● REQUIREMENT: Copy each line of the records that holds the string "Clipboard".
*** EXCERPTED DATA ***
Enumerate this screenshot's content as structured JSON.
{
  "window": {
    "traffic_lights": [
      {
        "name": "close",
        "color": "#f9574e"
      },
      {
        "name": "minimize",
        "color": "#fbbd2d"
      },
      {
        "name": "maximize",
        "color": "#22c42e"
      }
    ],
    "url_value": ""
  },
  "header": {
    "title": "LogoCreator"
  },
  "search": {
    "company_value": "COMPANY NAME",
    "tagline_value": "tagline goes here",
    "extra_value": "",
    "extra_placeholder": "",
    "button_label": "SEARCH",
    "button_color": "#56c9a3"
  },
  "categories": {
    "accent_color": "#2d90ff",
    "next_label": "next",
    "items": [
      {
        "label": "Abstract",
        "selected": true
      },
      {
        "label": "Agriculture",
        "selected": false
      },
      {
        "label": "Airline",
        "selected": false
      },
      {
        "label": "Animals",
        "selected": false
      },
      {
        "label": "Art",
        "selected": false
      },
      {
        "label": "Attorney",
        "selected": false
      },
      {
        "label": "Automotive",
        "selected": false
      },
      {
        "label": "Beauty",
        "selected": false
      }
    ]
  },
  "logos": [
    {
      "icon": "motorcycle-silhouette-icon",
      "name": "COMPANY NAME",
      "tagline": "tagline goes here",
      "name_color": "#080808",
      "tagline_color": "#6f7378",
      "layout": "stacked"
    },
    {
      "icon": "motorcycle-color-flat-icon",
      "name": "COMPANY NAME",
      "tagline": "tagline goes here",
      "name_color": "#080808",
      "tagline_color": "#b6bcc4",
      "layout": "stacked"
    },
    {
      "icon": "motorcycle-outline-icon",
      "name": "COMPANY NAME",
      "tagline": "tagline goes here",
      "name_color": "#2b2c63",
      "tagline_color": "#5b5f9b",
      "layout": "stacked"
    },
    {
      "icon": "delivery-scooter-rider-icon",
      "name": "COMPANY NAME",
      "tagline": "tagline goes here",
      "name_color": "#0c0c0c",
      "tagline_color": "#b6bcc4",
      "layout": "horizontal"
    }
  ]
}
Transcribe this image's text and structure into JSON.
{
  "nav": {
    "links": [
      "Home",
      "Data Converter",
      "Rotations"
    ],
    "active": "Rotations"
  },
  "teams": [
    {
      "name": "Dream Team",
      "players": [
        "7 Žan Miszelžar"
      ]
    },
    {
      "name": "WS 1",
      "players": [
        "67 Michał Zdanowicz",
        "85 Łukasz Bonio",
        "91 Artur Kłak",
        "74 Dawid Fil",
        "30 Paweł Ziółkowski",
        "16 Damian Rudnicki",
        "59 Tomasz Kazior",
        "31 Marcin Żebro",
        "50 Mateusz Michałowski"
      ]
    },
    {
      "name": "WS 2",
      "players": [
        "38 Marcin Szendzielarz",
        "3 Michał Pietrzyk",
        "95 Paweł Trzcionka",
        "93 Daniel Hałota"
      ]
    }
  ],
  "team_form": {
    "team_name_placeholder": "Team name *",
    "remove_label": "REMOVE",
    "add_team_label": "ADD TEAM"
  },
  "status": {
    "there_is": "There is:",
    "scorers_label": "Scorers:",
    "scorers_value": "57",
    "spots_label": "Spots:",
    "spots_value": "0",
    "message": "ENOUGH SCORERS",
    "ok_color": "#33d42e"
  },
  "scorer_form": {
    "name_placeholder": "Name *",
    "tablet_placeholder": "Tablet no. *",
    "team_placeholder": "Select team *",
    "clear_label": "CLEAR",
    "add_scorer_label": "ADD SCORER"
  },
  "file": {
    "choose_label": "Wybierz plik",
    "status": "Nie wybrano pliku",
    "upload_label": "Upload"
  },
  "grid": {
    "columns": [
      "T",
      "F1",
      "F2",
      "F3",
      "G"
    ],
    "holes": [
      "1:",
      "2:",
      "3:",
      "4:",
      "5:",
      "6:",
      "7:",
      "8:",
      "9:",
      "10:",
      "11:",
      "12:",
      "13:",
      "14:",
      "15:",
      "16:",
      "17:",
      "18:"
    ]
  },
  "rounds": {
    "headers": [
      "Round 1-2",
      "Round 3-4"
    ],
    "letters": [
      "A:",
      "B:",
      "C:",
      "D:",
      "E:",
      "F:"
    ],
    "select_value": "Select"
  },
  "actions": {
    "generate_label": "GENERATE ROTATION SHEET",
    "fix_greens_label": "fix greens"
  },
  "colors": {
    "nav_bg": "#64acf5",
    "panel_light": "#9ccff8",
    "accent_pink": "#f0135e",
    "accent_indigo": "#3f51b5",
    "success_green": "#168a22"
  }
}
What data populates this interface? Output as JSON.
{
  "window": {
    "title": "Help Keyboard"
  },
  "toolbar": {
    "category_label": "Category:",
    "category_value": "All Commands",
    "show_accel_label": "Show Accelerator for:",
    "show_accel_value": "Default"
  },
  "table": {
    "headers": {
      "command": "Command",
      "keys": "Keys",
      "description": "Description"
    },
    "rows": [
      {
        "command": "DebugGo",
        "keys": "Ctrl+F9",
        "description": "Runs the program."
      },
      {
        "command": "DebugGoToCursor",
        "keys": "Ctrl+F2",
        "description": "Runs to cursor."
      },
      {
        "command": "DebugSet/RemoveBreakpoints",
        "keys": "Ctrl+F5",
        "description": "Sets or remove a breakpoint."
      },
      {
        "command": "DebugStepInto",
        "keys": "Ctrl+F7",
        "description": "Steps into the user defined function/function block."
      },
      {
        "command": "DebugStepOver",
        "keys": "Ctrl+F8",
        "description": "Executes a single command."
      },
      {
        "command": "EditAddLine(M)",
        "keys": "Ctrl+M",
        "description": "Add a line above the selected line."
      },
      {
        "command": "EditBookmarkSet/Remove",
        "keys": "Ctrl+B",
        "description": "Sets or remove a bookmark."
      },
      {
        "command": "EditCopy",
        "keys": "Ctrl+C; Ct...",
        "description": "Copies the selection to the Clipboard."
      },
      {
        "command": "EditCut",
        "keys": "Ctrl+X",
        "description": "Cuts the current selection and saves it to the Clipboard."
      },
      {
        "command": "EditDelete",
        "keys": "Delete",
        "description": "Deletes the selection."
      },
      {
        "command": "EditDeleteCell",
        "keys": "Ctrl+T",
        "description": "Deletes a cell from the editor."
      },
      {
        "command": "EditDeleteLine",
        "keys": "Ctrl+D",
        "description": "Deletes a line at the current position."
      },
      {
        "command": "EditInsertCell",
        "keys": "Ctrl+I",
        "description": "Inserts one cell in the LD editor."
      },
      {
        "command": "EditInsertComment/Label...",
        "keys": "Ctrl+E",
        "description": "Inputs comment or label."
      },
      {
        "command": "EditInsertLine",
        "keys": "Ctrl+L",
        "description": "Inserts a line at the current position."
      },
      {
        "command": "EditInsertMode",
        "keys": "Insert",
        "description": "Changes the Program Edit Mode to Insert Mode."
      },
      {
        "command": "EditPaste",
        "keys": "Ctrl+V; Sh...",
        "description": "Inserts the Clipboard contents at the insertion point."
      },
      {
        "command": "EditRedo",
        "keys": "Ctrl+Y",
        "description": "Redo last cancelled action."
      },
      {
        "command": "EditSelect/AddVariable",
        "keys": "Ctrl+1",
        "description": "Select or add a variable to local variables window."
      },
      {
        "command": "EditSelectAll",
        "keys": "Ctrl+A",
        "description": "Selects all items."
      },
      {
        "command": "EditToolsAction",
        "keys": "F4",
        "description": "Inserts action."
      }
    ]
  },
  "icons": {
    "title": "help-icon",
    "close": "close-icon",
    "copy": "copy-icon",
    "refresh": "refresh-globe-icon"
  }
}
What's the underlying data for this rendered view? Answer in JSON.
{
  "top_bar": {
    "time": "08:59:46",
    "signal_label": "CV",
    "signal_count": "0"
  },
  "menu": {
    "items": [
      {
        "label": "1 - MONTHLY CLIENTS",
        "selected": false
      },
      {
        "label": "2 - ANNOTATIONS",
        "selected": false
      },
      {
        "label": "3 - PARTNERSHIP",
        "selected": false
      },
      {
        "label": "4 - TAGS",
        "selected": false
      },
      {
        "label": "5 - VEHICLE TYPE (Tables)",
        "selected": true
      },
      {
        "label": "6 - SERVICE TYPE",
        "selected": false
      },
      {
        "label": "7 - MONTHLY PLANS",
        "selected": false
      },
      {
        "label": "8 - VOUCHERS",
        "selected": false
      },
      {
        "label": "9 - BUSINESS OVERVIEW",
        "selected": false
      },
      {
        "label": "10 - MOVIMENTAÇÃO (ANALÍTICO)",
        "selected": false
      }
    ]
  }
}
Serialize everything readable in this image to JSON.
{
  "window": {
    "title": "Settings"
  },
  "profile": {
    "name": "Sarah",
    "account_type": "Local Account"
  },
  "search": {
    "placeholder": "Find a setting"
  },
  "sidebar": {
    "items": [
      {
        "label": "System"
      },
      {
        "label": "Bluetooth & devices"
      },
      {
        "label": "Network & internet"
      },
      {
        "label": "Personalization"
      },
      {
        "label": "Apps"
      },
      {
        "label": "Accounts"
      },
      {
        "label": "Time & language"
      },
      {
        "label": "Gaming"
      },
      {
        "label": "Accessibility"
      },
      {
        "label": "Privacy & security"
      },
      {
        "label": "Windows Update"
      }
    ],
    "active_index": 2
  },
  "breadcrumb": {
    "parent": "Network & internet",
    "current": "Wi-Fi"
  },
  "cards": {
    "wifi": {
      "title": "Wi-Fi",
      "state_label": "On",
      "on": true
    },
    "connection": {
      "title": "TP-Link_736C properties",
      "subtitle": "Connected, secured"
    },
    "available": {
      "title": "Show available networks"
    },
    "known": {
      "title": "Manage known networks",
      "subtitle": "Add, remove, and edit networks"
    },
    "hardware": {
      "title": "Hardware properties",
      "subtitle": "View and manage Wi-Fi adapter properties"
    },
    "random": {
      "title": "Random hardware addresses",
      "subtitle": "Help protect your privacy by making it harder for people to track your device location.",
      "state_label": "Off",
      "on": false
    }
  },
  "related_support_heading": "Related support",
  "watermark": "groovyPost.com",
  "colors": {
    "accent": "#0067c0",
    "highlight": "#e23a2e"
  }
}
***
● WRITTEN ANSWER:
        "description": "Copies the selection to the Clipboard."
        "description": "Cuts the current selection and saves it to the Clipboard."
        "description": "Inserts the Clipboard contents at the insertion point."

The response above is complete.